> [INSTRUCTIONS FOR THE TASK] Gather all lines with "true" from the records.

> [MATERIAL PROVIDED]

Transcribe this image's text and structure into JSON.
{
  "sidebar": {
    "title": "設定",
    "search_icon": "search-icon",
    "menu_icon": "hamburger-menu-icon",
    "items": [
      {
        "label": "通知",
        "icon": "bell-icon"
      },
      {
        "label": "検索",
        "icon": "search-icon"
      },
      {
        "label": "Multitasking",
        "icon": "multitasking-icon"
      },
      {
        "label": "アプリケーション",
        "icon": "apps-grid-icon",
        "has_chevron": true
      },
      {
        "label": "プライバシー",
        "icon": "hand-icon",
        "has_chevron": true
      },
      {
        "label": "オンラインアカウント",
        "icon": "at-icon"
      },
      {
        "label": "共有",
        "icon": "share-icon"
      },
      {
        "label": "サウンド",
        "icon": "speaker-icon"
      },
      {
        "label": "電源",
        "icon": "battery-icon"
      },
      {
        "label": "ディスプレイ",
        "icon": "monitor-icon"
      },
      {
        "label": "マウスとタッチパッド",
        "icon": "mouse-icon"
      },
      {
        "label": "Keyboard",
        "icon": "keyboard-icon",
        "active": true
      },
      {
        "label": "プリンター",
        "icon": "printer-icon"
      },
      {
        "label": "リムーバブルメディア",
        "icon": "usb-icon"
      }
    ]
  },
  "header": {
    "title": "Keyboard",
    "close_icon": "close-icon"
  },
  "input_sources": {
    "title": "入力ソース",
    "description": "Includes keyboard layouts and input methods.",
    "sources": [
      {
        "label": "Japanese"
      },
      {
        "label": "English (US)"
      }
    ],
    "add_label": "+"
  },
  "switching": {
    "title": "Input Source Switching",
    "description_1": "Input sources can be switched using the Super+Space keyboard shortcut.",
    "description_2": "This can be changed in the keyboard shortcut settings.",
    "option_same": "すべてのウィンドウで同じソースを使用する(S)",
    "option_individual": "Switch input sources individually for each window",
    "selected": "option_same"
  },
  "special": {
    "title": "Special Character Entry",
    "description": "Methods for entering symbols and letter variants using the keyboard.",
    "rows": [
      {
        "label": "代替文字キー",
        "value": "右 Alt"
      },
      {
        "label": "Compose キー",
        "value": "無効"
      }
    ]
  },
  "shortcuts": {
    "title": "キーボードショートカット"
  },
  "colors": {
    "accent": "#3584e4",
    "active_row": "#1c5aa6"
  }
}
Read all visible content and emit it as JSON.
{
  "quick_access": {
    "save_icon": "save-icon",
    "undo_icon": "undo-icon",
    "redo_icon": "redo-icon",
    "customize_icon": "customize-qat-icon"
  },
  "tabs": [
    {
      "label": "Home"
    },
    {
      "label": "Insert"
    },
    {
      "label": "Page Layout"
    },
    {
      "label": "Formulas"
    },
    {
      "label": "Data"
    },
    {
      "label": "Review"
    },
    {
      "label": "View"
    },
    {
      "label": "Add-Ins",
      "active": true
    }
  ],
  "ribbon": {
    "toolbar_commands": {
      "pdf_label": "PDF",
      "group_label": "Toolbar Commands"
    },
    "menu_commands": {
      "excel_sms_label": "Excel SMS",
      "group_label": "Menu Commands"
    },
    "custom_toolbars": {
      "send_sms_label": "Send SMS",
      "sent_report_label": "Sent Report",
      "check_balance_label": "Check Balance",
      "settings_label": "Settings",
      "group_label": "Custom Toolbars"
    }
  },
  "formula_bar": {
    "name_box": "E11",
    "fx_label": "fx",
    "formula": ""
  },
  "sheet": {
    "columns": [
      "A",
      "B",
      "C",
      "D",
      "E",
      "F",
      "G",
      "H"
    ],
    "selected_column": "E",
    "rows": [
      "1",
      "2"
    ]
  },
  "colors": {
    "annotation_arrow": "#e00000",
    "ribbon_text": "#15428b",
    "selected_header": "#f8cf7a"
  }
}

> [ANSWER BELOW]
        "has_chevron": true
        "has_chevron": true
        "active": true
      "active": true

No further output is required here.